Editor's Note: The following is reprinted with the permission of the Council on Foreign Relations.
Fifty-three world leaders pledged to jointly combat the global nuclear terrorism threat at the end of a two-day nuclear summit in Seoul, South Korea. The leaders vowed to pursue nuclear disarmament and combat nuclear proliferation, while supporting "peaceful uses of nuclear energy" (al-Jazeera). Concerns over a planned North Korean rocket launch for next month dominated the summit, prompting international condemnation. U.S. President Barack Obama, who called for a "world without nuclear weapons," met with Russian and Chinese leaders to discuss Iran's nuclear program, which the West contends is for manufacturing weapons.

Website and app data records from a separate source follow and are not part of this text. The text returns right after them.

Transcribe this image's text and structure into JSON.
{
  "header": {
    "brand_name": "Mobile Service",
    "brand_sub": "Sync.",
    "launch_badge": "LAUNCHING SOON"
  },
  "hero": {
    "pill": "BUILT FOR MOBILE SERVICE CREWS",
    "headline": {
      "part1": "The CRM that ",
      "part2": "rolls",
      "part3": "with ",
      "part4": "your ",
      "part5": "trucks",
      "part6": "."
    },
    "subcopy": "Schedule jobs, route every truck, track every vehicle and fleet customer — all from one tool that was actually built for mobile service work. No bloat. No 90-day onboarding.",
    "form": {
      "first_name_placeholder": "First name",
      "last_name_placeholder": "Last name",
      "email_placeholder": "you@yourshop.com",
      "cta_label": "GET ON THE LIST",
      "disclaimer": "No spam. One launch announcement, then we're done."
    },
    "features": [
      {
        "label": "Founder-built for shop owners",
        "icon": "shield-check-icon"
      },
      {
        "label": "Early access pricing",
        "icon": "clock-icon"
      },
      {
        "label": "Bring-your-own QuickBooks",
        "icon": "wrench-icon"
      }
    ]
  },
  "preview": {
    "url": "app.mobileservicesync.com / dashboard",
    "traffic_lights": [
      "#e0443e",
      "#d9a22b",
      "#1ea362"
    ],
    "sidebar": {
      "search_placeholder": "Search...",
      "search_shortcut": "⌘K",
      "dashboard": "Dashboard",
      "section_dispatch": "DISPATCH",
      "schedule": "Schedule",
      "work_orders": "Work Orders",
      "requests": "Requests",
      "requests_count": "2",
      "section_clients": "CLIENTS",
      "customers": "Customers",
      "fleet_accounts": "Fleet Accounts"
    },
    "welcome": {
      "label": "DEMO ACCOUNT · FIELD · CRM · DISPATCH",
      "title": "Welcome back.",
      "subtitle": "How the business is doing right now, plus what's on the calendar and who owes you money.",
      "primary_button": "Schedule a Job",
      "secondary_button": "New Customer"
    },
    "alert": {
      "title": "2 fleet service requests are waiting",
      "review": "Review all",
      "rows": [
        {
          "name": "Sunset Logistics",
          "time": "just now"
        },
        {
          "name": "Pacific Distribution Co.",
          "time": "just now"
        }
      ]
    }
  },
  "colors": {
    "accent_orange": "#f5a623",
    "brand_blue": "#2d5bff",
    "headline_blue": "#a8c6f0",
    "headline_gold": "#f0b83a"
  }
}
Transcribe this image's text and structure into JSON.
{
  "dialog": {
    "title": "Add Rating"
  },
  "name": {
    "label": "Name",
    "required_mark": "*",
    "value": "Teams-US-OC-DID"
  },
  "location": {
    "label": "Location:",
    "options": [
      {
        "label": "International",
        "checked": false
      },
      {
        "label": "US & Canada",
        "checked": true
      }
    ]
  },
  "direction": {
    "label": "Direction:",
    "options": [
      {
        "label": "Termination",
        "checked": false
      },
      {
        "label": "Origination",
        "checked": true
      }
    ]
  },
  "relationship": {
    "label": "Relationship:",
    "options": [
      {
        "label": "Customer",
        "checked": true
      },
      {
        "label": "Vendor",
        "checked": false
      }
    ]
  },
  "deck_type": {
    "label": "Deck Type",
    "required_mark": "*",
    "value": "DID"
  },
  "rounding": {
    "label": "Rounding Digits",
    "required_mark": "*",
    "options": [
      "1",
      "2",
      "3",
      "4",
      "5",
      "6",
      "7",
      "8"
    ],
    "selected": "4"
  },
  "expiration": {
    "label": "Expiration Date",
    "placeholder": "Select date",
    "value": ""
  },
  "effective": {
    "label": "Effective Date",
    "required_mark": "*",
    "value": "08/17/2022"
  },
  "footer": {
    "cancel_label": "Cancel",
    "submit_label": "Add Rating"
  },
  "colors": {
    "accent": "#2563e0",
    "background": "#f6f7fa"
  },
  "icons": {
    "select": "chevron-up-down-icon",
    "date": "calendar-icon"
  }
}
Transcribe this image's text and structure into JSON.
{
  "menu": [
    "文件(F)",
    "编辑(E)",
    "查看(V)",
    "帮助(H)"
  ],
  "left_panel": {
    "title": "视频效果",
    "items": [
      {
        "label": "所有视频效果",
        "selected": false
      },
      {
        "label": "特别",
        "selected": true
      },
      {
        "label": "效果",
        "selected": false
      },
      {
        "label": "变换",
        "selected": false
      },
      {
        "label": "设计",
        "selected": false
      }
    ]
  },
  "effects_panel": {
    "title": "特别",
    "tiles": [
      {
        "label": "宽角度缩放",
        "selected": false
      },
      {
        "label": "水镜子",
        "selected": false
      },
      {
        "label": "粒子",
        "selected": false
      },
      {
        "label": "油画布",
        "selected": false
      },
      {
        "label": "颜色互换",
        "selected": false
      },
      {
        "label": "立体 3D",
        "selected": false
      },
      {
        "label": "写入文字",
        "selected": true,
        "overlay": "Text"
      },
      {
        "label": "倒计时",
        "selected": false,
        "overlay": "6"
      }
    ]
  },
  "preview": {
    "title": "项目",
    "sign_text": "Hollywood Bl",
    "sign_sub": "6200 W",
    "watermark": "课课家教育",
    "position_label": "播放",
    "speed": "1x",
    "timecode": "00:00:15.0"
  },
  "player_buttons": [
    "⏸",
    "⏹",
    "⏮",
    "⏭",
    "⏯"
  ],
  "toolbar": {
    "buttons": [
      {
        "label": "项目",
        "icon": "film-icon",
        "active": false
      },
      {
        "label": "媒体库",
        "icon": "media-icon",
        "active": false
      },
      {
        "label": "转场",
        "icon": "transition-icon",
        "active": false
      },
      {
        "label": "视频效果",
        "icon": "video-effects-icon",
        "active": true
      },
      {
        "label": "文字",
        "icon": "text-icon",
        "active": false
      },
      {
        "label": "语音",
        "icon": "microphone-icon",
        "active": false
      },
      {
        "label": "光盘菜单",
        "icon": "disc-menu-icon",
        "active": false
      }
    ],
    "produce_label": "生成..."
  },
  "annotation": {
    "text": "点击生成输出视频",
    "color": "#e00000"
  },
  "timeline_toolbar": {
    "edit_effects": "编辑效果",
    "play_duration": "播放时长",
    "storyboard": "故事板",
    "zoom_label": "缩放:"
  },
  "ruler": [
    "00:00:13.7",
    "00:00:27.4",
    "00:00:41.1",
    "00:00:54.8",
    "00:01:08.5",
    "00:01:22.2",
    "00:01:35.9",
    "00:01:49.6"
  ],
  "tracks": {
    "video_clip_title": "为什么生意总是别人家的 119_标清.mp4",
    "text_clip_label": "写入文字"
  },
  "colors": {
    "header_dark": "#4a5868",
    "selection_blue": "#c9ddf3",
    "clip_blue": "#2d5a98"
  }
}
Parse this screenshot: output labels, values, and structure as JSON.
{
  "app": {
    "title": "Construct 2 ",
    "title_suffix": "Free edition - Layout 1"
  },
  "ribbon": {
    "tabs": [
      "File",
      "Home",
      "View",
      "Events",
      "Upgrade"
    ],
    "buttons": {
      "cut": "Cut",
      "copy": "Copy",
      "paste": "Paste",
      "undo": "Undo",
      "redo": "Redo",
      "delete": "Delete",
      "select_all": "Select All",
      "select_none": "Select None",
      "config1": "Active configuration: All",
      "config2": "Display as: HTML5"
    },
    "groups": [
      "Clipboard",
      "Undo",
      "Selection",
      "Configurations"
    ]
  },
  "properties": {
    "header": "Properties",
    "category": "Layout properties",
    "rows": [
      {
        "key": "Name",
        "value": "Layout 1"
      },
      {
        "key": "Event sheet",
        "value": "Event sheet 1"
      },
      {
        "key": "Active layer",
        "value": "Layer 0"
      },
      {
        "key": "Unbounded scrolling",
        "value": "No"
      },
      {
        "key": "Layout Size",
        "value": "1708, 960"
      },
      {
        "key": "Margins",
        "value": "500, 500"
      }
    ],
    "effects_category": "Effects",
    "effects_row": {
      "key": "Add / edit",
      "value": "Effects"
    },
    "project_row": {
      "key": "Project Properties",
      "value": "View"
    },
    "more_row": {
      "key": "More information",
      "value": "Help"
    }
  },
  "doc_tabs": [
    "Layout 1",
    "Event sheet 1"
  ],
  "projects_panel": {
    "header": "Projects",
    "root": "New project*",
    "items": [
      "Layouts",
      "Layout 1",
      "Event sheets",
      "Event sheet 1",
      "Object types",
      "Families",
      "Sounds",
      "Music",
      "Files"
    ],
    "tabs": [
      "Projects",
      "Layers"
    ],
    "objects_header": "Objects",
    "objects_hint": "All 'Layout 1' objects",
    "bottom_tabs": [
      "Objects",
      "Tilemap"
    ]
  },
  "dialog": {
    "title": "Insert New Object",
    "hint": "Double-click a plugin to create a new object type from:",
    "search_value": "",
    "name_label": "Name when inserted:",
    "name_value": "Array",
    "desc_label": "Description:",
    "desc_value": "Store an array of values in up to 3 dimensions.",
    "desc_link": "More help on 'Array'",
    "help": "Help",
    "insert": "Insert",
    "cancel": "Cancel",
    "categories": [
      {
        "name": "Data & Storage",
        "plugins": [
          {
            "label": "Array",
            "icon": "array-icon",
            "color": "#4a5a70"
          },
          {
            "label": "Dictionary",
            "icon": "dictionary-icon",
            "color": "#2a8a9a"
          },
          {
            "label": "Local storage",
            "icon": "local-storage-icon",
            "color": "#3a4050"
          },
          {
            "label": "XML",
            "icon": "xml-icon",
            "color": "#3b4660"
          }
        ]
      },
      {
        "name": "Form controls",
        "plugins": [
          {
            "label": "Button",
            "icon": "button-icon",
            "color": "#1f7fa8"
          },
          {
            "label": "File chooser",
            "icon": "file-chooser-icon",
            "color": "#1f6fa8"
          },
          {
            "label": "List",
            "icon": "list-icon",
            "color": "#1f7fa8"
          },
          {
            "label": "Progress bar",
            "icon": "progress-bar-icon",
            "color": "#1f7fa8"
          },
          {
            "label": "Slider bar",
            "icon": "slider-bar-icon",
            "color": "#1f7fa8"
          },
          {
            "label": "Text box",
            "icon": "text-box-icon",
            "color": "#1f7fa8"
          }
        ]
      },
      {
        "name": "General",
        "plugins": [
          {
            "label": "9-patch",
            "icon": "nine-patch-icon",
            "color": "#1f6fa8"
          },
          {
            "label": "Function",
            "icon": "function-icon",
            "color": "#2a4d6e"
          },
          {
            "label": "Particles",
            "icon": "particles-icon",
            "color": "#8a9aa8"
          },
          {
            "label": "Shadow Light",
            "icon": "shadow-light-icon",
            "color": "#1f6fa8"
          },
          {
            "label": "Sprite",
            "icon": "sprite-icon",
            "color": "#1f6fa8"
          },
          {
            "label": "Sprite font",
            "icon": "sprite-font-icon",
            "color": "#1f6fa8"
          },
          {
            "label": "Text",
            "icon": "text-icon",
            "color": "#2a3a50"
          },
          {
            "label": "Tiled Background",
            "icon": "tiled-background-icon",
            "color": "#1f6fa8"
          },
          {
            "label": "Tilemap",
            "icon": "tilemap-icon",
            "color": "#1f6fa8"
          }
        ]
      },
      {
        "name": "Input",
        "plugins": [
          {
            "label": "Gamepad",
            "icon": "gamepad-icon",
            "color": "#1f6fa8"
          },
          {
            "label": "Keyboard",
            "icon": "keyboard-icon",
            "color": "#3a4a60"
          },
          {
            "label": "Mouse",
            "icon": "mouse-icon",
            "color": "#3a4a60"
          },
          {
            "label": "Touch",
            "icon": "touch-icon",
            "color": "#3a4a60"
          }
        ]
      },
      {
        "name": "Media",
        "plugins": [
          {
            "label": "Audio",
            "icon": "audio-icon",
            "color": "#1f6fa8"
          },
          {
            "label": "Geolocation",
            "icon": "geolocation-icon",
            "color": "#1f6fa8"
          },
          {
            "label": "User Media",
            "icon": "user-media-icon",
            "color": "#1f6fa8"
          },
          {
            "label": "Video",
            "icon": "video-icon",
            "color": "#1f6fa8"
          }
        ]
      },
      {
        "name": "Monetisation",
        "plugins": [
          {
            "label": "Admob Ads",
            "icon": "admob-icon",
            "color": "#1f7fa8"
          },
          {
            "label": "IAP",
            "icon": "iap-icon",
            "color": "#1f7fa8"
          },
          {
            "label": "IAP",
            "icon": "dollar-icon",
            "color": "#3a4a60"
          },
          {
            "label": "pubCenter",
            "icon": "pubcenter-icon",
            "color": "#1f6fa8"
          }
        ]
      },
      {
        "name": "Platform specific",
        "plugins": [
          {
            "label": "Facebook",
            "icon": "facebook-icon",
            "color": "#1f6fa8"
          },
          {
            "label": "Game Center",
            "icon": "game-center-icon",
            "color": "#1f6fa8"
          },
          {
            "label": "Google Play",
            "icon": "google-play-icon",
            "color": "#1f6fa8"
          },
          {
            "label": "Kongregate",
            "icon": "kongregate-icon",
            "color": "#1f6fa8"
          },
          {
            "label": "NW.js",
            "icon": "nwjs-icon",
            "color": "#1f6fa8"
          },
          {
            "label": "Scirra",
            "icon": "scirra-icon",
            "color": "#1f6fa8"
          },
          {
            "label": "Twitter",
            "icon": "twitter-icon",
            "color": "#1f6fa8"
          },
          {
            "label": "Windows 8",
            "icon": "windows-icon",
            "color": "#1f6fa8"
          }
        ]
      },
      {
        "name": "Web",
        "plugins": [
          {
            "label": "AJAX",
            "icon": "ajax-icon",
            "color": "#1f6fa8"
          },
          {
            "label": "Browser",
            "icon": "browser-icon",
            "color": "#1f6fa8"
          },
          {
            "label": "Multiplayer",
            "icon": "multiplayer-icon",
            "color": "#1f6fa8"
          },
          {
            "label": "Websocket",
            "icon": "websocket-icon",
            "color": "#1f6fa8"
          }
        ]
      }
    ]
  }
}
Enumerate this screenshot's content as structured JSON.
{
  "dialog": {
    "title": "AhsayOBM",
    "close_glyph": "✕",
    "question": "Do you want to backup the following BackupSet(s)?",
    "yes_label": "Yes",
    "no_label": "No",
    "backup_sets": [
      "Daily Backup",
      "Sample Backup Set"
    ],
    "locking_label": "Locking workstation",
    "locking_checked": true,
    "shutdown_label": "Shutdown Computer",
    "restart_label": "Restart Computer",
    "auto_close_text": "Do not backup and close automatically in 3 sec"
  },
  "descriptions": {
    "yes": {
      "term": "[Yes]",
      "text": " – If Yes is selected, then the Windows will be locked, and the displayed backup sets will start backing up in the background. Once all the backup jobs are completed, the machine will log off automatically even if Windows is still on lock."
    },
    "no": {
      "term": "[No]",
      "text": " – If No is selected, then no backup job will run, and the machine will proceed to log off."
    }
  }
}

Editor's note: Richard J. Chasdi is an adjunct assistant professor at the Center for Peace and Conflict Studies at Wayne State University and the author of "Counterterror Offensives for the Ghost War World: The Rudiments of Counterterrorism Policy" (Lexington Books, 2010).
By Richard J. Chasdi - Special to CNN
World leaders are meeting in Seoul this week to discuss how to deal with the threat of nuclear terrorism.
The effort to prevent the misuse of nuclear materials and the spread of nuclear weapons has long-placed most emphasis on defensive measures. These are essentially on the "supply side" - aiming to choke off the flow of nuclear weapon components and radiological materials to terrorists. While there is a place for such steps, there is another, and perhaps more successful way, to accomplish the goal.
One of the gravest threats to nuclear proliferation arises from the nations that use proxy groups - seemingly independent organizations that are paid to further the interests of governments.
Ending or reducing the use of such proxy groups has real potential to reduce the availability of such materials to terrorists. Perhaps the single, most dominant security threat stems from the nuclear-tipped country of Pakistan, with its accepted use of proxy groups to promote the perceived national interest.
Third-party transfer, where a country receiving weapons sells or gives them to another party, is always a danger, and with it looms the possible catastrophe of nuclear weapons in the wrong hands.